London, Mar 31 (AP) Russia’s embassy in London is warning that Russians travelling to the United Kingdom could face provocations, including the insertion of foreign objects into their luggage. Also Read - Who is Caroline Brossard? Meet The Woman Harish Salve is Getting Married to | Guest List, Wedding Date And Venue Details Here

The warning, posted today on the embassy website, said it reflected “the anti-Russian policy, the growing threatening rhetoric of the British side (and) the British government’s selective actions against Russian individuals and legal entities.” Britain accuses Russia of involvement in the poisoning of a former Russian double agent and his daughter in the English city of Salisbury, which Russia heatedly denies. Also Read - Pet Cat Brings Home Two-Headed Snake, Leaves Florida Family in Shock

Each country has expelled 23 of the other’s diplomats and Russia has further ordered Britain to reduce its staffing at the embassy in Moscow to the same level Russia maintains in London. Also Read - Twin Sisters Who Were Joined at The Head, Return Home to Pakistan After Successful Separation at UK Hospital

Tension escalated further late yesterday when British officers searched an Aeroflot passenger plane at Heathrow airport.

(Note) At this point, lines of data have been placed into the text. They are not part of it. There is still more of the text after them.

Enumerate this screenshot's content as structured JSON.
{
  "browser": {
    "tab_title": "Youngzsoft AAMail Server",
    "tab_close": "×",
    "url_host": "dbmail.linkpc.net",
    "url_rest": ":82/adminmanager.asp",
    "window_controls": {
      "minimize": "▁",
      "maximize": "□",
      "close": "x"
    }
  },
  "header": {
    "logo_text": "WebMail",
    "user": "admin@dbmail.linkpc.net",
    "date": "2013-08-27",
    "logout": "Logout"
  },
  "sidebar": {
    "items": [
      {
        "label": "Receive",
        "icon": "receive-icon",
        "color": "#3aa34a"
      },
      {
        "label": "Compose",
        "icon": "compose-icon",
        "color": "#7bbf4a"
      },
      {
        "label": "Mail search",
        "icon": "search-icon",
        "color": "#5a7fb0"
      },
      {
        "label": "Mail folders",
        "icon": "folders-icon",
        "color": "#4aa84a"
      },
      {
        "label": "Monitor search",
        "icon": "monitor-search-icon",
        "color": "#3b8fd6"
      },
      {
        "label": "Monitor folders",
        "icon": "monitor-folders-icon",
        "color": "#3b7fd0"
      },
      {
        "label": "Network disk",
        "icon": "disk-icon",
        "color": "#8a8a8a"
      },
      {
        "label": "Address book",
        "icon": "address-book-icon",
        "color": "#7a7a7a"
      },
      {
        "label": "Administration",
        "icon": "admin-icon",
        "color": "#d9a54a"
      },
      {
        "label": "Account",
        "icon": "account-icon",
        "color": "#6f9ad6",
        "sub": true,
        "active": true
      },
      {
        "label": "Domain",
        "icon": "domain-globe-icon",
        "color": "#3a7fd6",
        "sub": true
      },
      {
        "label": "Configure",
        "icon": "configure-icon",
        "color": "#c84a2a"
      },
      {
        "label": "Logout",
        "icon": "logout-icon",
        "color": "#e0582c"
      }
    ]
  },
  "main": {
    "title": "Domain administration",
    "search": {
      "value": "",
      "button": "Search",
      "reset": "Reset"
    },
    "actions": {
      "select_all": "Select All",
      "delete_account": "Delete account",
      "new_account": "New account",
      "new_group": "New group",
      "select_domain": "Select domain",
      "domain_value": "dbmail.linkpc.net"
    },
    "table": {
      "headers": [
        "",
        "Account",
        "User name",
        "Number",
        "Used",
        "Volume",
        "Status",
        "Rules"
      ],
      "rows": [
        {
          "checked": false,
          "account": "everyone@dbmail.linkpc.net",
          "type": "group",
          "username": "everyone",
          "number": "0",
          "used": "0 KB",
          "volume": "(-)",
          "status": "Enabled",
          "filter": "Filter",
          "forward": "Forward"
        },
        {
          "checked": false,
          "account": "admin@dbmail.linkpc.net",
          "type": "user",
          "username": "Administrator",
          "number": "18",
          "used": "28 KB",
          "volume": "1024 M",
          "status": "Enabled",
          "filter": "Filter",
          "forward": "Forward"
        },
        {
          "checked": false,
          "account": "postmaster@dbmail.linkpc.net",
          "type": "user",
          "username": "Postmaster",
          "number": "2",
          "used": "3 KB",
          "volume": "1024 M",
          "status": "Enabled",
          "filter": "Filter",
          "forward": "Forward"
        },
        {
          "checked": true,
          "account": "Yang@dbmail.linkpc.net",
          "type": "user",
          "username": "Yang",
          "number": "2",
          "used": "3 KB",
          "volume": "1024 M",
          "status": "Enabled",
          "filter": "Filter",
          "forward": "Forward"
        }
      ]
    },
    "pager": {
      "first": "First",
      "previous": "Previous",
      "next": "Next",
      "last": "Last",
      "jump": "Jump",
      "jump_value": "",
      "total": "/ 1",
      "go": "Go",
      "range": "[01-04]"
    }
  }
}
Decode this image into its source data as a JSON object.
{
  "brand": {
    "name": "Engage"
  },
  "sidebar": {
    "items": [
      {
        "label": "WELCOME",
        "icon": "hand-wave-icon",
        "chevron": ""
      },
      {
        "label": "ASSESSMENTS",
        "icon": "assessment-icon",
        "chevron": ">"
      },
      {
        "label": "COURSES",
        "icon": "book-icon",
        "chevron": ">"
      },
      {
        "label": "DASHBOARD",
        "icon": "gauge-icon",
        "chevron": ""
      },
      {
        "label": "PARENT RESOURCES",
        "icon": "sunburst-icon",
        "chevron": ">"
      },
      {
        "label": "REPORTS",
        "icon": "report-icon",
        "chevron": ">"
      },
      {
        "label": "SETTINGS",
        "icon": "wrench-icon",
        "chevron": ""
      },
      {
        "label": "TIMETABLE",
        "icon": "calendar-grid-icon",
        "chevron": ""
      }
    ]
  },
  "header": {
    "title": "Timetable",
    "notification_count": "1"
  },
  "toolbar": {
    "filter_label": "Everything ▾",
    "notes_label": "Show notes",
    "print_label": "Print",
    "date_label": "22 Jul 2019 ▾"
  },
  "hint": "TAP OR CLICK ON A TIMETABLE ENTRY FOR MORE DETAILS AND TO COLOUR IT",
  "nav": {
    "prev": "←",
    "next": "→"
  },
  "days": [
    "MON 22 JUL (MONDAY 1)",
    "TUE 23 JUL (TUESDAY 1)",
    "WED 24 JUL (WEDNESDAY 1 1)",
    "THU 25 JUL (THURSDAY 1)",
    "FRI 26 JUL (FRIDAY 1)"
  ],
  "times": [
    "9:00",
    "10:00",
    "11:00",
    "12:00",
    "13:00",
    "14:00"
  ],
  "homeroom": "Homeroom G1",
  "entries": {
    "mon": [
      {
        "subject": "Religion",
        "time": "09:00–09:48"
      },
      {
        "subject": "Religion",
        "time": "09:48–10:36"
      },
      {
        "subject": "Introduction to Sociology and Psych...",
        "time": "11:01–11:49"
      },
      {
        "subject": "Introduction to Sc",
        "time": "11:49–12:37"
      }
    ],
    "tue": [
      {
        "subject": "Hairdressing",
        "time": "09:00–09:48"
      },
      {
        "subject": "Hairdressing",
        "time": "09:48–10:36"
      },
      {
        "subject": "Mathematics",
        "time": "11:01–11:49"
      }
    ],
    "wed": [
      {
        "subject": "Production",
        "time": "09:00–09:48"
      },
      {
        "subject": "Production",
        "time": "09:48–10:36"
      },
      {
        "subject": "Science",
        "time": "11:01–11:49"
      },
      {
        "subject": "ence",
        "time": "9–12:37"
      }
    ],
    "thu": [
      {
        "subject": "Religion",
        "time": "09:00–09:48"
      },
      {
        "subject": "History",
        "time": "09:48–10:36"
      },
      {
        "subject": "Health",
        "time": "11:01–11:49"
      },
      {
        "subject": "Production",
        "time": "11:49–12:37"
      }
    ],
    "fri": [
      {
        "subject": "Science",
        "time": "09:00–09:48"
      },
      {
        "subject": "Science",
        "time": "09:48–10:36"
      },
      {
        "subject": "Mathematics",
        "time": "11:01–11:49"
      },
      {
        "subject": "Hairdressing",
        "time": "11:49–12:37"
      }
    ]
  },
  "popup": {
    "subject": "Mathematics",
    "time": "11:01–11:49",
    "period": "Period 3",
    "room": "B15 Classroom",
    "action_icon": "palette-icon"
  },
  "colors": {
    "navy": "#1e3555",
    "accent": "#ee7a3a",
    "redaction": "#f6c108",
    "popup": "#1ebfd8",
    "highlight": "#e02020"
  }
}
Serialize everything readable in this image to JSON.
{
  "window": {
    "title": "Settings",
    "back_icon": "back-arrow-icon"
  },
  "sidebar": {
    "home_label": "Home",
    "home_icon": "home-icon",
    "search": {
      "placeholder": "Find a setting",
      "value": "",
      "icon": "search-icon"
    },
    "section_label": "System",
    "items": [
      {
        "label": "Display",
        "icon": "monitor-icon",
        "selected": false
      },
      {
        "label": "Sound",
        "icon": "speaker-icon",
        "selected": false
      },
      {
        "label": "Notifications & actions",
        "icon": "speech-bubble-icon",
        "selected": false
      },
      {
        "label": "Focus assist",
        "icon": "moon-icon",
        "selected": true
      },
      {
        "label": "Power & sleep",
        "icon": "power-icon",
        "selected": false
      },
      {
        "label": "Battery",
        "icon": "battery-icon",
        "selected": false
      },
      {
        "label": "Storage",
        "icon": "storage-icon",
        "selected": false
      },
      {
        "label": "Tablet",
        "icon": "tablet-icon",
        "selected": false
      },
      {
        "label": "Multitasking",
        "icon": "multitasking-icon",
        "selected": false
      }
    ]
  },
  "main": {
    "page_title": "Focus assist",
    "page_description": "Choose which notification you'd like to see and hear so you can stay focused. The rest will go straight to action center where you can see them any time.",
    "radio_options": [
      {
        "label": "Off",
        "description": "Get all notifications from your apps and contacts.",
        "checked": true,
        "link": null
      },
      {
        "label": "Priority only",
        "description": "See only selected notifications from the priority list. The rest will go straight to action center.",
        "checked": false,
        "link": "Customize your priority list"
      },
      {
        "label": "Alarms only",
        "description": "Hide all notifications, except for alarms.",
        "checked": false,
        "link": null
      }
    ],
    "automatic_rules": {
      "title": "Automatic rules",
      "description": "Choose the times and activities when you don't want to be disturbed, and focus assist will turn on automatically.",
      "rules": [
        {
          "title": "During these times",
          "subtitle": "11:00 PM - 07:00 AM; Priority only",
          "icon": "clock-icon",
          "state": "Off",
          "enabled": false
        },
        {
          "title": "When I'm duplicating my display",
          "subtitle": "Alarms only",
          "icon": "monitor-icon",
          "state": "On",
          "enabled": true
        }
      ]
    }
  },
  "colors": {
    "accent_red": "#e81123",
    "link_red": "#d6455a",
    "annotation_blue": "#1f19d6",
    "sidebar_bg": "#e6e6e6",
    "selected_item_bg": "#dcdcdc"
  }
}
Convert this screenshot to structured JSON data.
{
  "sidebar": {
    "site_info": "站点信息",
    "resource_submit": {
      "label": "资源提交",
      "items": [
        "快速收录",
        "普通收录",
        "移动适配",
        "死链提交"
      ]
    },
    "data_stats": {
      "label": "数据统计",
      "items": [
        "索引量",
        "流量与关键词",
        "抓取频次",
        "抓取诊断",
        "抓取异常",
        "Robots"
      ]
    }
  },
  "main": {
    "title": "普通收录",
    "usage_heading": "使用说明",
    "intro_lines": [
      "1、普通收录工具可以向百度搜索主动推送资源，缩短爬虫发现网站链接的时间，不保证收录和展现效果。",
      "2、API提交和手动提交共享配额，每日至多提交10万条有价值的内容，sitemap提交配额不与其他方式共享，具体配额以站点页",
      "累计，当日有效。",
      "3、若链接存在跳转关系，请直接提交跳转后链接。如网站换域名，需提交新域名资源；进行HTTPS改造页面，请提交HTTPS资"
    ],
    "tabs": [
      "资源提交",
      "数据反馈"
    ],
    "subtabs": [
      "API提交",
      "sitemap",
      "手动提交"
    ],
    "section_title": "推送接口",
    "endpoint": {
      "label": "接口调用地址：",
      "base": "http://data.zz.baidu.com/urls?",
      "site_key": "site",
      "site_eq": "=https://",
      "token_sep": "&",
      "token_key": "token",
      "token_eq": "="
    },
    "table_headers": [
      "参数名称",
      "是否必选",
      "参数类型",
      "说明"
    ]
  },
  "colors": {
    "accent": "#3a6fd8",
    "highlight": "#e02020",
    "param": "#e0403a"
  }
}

The Russian statement said “we urge the close monitoring of personal belongings and luggage in order to avoid provocations with foreign objects being placed in them.” The British government is considering Russia’s request for access to the daughter of a former Russian intelligence officer who were both poisoned in Britain by a nerve agent.

The Foreign Office say today it was reviewing the Russian request to meet with Yulia Skripal, a Russian citizen, “in line with our obligations under international and domestic law.” The government’s consideration will include “the rights and wishes of Yulia Skripal,” it said.

British Prime Minister Theresa May has blamed the Russian government for the attack on the Skripals, a charge denied by the Kremlin. May has received strong backing from the US and her allies in Europe, which have accepted Britain’s view that the Russian government was responsible for the use of a lethal nerve agent.

Russian officials insist they have a legal right to see the 33-year-old Skripal, who lived in Moscow and was visiting her father, Sergei Skripal, in Salisbury when they were attacked March 4 with a nerve agent. (AP) SMJ

This is published unedited from the PTI feed.